Is there a law regarding how many patients (nurse: patient ratio) a nurse can be assigned to care for in Texas?
The Texas Board of Nursing (BON) has no authority over workplace or employment issues, such as staffing ratios. The Nursing Practice Act (NPA) and Board Rules and Regulations are written broadly to apply to nursing practice in any setting. In particular, you should familiarize yourself with the main rule applied to nursing practice, Rule 217.11, Standards of Nursing Practice. This rule provides the minimum standards nurses must meet in accepting any assignment, including floating, working short staffed and other practice situations.
- Standard 217.11(1) (B) requires the nurse to maintain a safe environment for the patient. This requirement supersedes any agency policy or physician order.
- Standard 217.11(1) (T) holds the nurse accountable to accept only those assignments that are within the nurse's education, training, and experience, as well as his or her physical and emotional ability. If a licensed nurse accepts an assignment, he or she is responsible for the care delivered.
- Standard 217.11(1) (S) applies to charge nurses or nurses who are in management positions. This standard is the "companion" standard to (1) (T), as it requires the nurse who is supervising other nurses to "make assignments" that take into account the educational preparation, knowledge, skills, and physical, mental and emotional abilities of the nurses for whom the supervisor is administratively responsible. This does not mean other nurses are working under the supervisor's license, or that the supervisor is responsible for every aspect of care delivered by other staff nurses. Assignments made to other licensed nurses do require forethought and adequate supervision.
- Standard 217.11(1) (U) holds supervisors responsible to oversee the nursing care provided by others for whom the supervisor is professionally responsible, from a licensure standpoint, the responsibility for overall patient care is the responsibility of the staff nurse accepting the assignment.
During the 2009, 81st Legislative Session, SB 476 was enacted and changed the Health and Safety Code. If you practice in a hospital, you may wish to contact the Department of State Health Services (DSHS) - Health Facility Program at 1-888-973-0022 or http://www.dshs.state.tx.us/hfp/default.shtm about the regulations for the official nurse staffing policies and plans that took effect on September 1, 2009.
You may also wish to contact various nursing specialty organizations, such as the Texas Nurses Association at 512-452-0645 or www.texasnurses.org. While the Board cannot address employment issues, specialty nursing organizations exist to serve their members and may be able to provide you with additional guidance. The Texas Hospital Association at www.tha.org or 512-465-1000 has developed a Nurse Staffing Law Toolkit that may provide nurses and hospitals with additional resource information.
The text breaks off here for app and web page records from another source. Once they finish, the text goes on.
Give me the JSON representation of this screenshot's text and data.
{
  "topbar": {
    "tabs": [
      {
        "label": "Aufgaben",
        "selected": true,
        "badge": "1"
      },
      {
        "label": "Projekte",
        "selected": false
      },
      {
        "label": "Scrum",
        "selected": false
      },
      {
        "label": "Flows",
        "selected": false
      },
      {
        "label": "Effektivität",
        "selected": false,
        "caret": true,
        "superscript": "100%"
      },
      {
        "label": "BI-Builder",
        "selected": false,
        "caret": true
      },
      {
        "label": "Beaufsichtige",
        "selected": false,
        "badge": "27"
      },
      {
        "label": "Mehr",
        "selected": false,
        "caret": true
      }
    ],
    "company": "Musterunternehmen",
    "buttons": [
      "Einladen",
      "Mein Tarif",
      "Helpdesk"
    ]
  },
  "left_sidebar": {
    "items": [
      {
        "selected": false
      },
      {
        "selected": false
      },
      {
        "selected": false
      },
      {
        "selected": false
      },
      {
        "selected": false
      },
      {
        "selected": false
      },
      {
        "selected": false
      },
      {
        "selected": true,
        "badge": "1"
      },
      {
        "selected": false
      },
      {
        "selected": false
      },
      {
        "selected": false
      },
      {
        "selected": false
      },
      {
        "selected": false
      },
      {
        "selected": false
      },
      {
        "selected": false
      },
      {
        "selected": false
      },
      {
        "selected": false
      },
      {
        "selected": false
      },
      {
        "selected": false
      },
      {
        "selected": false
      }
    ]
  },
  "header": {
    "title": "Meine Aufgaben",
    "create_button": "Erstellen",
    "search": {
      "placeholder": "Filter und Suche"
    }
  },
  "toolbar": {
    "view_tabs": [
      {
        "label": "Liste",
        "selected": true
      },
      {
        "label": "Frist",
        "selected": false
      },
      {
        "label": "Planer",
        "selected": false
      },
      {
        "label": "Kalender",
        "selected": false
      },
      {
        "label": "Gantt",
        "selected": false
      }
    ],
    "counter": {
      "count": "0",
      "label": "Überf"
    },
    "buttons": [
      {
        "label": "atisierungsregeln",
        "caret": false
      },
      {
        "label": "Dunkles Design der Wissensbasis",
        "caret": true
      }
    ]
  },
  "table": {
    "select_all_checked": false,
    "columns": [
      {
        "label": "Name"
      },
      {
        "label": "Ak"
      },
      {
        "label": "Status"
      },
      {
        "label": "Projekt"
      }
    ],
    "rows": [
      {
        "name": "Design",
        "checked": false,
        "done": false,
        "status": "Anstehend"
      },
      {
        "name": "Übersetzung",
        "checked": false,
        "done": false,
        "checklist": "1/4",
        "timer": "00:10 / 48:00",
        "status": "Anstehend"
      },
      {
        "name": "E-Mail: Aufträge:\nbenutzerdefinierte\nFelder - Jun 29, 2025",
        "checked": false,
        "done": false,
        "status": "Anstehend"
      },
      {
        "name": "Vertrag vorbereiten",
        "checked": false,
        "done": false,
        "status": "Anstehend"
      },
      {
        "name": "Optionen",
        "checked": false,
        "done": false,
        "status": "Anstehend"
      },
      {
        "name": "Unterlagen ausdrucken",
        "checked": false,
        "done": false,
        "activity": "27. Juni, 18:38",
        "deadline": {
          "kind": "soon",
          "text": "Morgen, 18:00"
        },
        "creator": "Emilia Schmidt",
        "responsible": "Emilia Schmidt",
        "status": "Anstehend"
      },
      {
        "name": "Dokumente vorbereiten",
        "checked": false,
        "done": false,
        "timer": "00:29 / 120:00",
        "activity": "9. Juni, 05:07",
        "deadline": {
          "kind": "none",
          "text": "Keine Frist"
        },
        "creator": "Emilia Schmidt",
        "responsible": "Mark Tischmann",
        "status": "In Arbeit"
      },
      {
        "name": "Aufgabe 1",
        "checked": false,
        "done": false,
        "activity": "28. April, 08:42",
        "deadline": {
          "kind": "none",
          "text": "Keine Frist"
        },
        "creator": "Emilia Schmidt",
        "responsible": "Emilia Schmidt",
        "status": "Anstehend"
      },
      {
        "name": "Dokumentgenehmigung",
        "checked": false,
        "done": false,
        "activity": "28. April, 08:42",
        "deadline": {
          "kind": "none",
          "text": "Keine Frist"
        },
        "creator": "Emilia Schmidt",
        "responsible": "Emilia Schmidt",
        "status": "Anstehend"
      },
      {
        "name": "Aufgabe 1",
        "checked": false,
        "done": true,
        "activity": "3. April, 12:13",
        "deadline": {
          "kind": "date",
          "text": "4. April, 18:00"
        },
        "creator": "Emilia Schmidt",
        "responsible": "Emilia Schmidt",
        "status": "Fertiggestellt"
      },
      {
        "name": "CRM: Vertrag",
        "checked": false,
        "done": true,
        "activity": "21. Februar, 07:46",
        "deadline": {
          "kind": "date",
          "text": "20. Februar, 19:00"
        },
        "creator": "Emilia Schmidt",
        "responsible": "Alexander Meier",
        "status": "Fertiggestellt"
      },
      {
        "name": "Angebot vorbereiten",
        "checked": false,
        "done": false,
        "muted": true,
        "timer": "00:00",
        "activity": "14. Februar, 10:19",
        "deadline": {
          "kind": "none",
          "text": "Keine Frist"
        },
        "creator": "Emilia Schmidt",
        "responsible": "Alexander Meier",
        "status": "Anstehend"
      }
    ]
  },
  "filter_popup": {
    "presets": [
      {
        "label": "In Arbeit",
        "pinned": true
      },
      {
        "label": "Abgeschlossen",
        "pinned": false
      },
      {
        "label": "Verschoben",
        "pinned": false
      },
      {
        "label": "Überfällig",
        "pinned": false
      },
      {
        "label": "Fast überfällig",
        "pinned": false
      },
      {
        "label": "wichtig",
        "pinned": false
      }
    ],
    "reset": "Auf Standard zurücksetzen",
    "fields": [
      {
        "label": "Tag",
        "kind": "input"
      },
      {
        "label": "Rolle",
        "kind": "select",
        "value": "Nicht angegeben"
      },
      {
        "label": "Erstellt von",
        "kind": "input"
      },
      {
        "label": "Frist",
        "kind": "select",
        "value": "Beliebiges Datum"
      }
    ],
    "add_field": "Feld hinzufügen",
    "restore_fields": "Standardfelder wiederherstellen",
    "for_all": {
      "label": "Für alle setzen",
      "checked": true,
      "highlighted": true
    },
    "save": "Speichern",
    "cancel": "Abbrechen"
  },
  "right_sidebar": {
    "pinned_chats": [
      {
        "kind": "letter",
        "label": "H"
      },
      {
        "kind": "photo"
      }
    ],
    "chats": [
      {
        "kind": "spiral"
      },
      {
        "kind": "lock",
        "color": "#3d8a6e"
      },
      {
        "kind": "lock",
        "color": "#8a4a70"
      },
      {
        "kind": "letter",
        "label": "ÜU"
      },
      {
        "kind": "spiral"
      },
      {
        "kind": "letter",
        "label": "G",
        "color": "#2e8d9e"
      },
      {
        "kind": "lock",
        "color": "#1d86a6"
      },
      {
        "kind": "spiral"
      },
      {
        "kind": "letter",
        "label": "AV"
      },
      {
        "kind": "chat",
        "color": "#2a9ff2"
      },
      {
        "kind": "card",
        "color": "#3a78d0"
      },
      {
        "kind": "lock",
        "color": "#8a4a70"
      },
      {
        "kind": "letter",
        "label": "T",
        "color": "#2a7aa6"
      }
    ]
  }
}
If you believe, you are being asked to accept an assignment that would cause you to violate the NPA or rules, especially any of the standards of practice in Rule 217.11, you may wish to review the NPA Section 301.352 Protection for Refusal to Engage in Certain Conduct. If your facility or employer routinely utilizes at least 10 nurses, 5 of which are RNs, you may wish to consider invoking Safe Harbor. While the BON does not have authority over workplace issues, such as determining nurse: patient ratios, there are protections in both the NPA and the Safe Harbor Rule 217.20 for a nurse who declares Safe Harbor in good faith. If adverse employment action was taken against a nurse, then the nurse may choose to seek private legal counsel. Rule 217.20 (e) outlines the requirements the nurse must meet in order to secure the protections, what the protections are, and where they are listed in the Texas Occupations Code, Section 303.005.
Revised October 2009